Records contained in a dataset:
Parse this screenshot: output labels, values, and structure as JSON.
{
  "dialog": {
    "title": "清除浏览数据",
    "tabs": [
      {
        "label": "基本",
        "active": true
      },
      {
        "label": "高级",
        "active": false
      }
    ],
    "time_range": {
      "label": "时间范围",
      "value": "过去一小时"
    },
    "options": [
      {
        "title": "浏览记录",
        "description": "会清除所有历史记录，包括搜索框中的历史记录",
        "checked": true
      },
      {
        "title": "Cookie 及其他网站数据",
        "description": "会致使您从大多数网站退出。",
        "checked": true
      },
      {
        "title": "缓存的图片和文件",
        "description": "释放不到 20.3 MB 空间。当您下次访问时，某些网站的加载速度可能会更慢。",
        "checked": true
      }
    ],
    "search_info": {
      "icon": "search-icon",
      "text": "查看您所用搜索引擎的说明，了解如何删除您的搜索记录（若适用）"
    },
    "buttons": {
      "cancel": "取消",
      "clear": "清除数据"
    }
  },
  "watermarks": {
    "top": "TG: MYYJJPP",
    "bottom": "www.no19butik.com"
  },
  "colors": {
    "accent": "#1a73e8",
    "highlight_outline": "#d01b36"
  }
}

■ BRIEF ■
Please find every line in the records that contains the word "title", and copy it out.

■ RESPONSE FOR THIS EXERCISE ■
    "title": "清除浏览数据",
        "title": "浏览记录",
        "title": "Cookie 及其他网站数据",
        "title": "缓存的图片和文件",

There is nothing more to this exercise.